## [What to produce]
Exact copy, no pictures: output each line below as it stands.

## [Material for the task]
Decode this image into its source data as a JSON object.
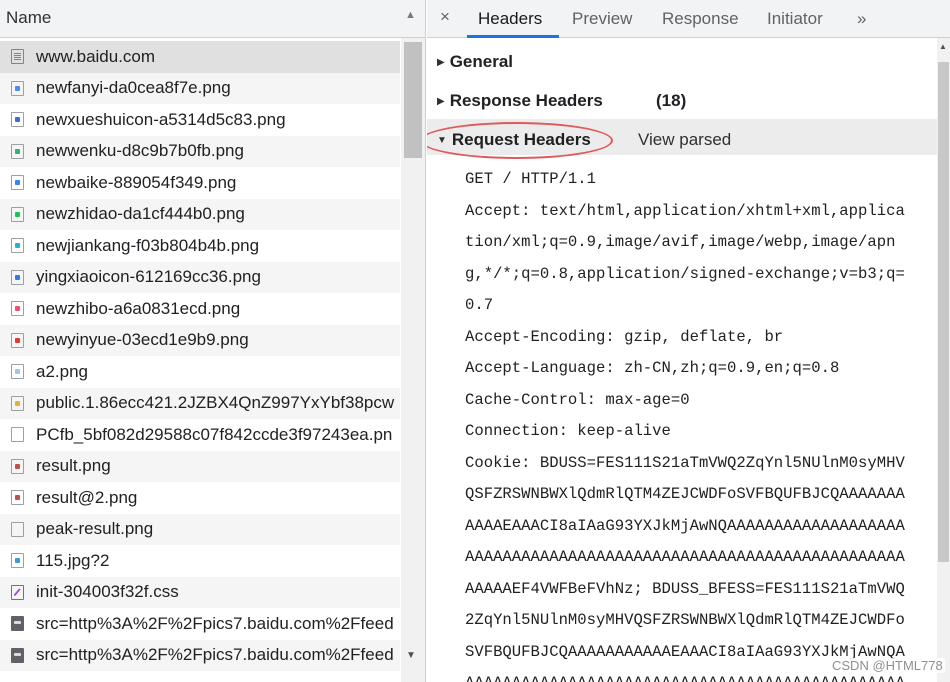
{
  "list": {
    "column_header": "Name",
    "items": [
      {
        "name": "www.baidu.com",
        "icon": "document-icon",
        "icon_color": "#4c8bf5"
      },
      {
        "name": "newfanyi-da0cea8f7e.png",
        "icon": "image-icon",
        "icon_color": "#4c8bf5"
      },
      {
        "name": "newxueshuicon-a5314d5c83.png",
        "icon": "image-icon",
        "icon_color": "#3b6fd4"
      },
      {
        "name": "newwenku-d8c9b7b0fb.png",
        "icon": "image-icon",
        "icon_color": "#2bb673"
      },
      {
        "name": "newbaike-889054f349.png",
        "icon": "image-icon",
        "icon_color": "#3b82f6"
      },
      {
        "name": "newzhidao-da1cf444b0.png",
        "icon": "image-icon",
        "icon_color": "#21c05a"
      },
      {
        "name": "newjiankang-f03b804b4b.png",
        "icon": "image-icon",
        "icon_color": "#23b5d3"
      },
      {
        "name": "yingxiaoicon-612169cc36.png",
        "icon": "image-icon",
        "icon_color": "#2f7de1"
      },
      {
        "name": "newzhibo-a6a0831ecd.png",
        "icon": "image-icon",
        "icon_color": "#f0506e"
      },
      {
        "name": "newyinyue-03ecd1e9b9.png",
        "icon": "image-icon",
        "icon_color": "#e53935"
      },
      {
        "name": "a2.png",
        "icon": "image-icon",
        "icon_color": "#9ec5f0"
      },
      {
        "name": "public.1.86ecc421.2JZBX4QnZ997YxYbf38pcw",
        "icon": "image-icon",
        "icon_color": "#e8b23a"
      },
      {
        "name": "PCfb_5bf082d29588c07f842ccde3f97243ea.pn",
        "icon": "blank-icon",
        "icon_color": "#cccccc"
      },
      {
        "name": "result.png",
        "icon": "image-icon",
        "icon_color": "#c0504d"
      },
      {
        "name": "result@2.png",
        "icon": "image-icon",
        "icon_color": "#c0504d"
      },
      {
        "name": "peak-result.png",
        "icon": "blank-icon",
        "icon_color": "#cccccc"
      },
      {
        "name": "115.jpg?2",
        "icon": "image-icon",
        "icon_color": "#3b9cd6"
      },
      {
        "name": "init-304003f32f.css",
        "icon": "css-icon",
        "icon_color": "#a142f4"
      },
      {
        "name": "src=http%3A%2F%2Fpics7.baidu.com%2Ffeed",
        "icon": "image-dark-icon",
        "icon_color": "#5f6368"
      },
      {
        "name": "src=http%3A%2F%2Fpics7.baidu.com%2Ffeed",
        "icon": "image-dark-icon",
        "icon_color": "#5f6368"
      }
    ]
  },
  "tabs": {
    "close": "×",
    "headers": "Headers",
    "preview": "Preview",
    "response": "Response",
    "initiator": "Initiator",
    "more": "»"
  },
  "sections": {
    "general": "General",
    "response_headers": "Response Headers",
    "response_count": "(18)",
    "request_headers": "Request Headers",
    "view_parsed": "View parsed"
  },
  "raw_request_lines": [
    "GET / HTTP/1.1",
    "Accept: text/html,application/xhtml+xml,applica",
    "tion/xml;q=0.9,image/avif,image/webp,image/apn",
    "g,*/*;q=0.8,application/signed-exchange;v=b3;q=",
    "0.7",
    "Accept-Encoding: gzip, deflate, br",
    "Accept-Language: zh-CN,zh;q=0.9,en;q=0.8",
    "Cache-Control: max-age=0",
    "Connection: keep-alive",
    "Cookie: BDUSS=FES111S21aTmVWQ2ZqYnl5NUlnM0syMHV",
    "QSFZRSWNBWXlQdmRlQTM4ZEJCWDFoSVFBQUFBJCQAAAAAAA",
    "AAAAEAAACI8aIAaG93YXJkMjAwNQAAAAAAAAAAAAAAAAAAA",
    "AAAAAAAAAAAAAAAAAAAAAAAAAAAAAAAAAAAAAAAAAAAAAAA",
    "AAAAAEF4VWFBeFVhNz; BDUSS_BFESS=FES111S21aTmVWQ",
    "2ZqYnl5NUlnM0syMHVQSFZRSWNBWXlQdmRlQTM4ZEJCWDFo",
    "SVFBQUFBJCQAAAAAAAAAAAEAAACI8aIAaG93YXJkMjAwNQA",
    "AAAAAAAAAAAAAAAAAAAAAAAAAAAAAAAAAAAAAAAAAAAAAAA"
  ],
  "watermark": "CSDN @HTML778"
}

## [Output for this task]
Decode this image into its source data as a JSON object.
{
  "list": {
    "column_header": "Name",
    "items": [
      {
        "name": "www.baidu.com",
        "icon": "document-icon",
        "icon_color": "#4c8bf5"
      },
      {
        "name": "newfanyi-da0cea8f7e.png",
        "icon": "image-icon",
        "icon_color": "#4c8bf5"
      },
      {
        "name": "newxueshuicon-a5314d5c83.png",
        "icon": "image-icon",
        "icon_color": "#3b6fd4"
      },
      {
        "name": "newwenku-d8c9b7b0fb.png",
        "icon": "image-icon",
        "icon_color": "#2bb673"
      },
      {
        "name": "newbaike-889054f349.png",
        "icon": "image-icon",
        "icon_color": "#3b82f6"
      },
      {
        "name": "newzhidao-da1cf444b0.png",
        "icon": "image-icon",
        "icon_color": "#21c05a"
      },
      {
        "name": "newjiankang-f03b804b4b.png",
        "icon": "image-icon",
        "icon_color": "#23b5d3"
      },
      {
        "name": "yingxiaoicon-612169cc36.png",
        "icon": "image-icon",
        "icon_color": "#2f7de1"
      },
      {
        "name": "newzhibo-a6a0831ecd.png",
        "icon": "image-icon",
        "icon_color": "#f0506e"
      },
      {
        "name": "newyinyue-03ecd1e9b9.png",
        "icon": "image-icon",
        "icon_color": "#e53935"
      },
      {
        "name": "a2.png",
        "icon": "image-icon",
        "icon_color": "#9ec5f0"
      },
      {
        "name": "public.1.86ecc421.2JZBX4QnZ997YxYbf38pcw",
        "icon": "image-icon",
        "icon_color": "#e8b23a"
      },
      {
        "name": "PCfb_5bf082d29588c07f842ccde3f97243ea.pn",
        "icon": "blank-icon",
        "icon_color": "#cccccc"
      },
      {
        "name": "result.png",
        "icon": "image-icon",
        "icon_color": "#c0504d"
      },
      {
        "name": "result@2.png",
        "icon": "image-icon",
        "icon_color": "#c0504d"
      },
      {
        "name": "peak-result.png",
        "icon": "blank-icon",
        "icon_color": "#cccccc"
      },
      {
        "name": "115.jpg?2",
        "icon": "image-icon",
        "icon_color": "#3b9cd6"
      },
      {
        "name": "init-304003f32f.css",
        "icon": "css-icon",
        "icon_color": "#a142f4"
      },
      {
        "name": "src=http%3A%2F%2Fpics7.baidu.com%2Ffeed",
        "icon": "image-dark-icon",
        "icon_color": "#5f6368"
      },
      {
        "name": "src=http%3A%2F%2Fpics7.baidu.com%2Ffeed",
        "icon": "image-dark-icon",
        "icon_color": "#5f6368"
      }
    ]
  },
  "tabs": {
    "close": "×",
    "headers": "Headers",
    "preview": "Preview",
    "response": "Response",
    "initiator": "Initiator",
    "more": "»"
  },
  "sections": {
    "general": "General",
    "response_headers": "Response Headers",
    "response_count": "(18)",
    "request_headers": "Request Headers",
    "view_parsed": "View parsed"
  },
  "raw_request_lines": [
    "GET / HTTP/1.1",
    "Accept: text/html,application/xhtml+xml,applica",
    "tion/xml;q=0.9,image/avif,image/webp,image/apn",
    "g,*/*;q=0.8,application/signed-exchange;v=b3;q=",
    "0.7",
    "Accept-Encoding: gzip, deflate, br",
    "Accept-Language: zh-CN,zh;q=0.9,en;q=0.8",
    "Cache-Control: max-age=0",
    "Connection: keep-alive",
    "Cookie: BDUSS=FES111S21aTmVWQ2ZqYnl5NUlnM0syMHV",
    "QSFZRSWNBWXlQdmRlQTM4ZEJCWDFoSVFBQUFBJCQAAAAAAA",
    "AAAAEAAACI8aIAaG93YXJkMjAwNQAAAAAAAAAAAAAAAAAAA",
    "AAAAAAAAAAAAAAAAAAAAAAAAAAAAAAAAAAAAAAAAAAAAAAA",
    "AAAAAEF4VWFBeFVhNz; BDUSS_BFESS=FES111S21aTmVWQ",
    "2ZqYnl5NUlnM0syMHVQSFZRSWNBWXlQdmRlQTM4ZEJCWDFo",
    "SVFBQUFBJCQAAAAAAAAAAAEAAACI8aIAaG93YXJkMjAwNQA",
    "AAAAAAAAAAAAAAAAAAAAAAAAAAAAAAAAAAAAAAAAAAAAAAA"
  ],
  "watermark": "CSDN @HTML778"
}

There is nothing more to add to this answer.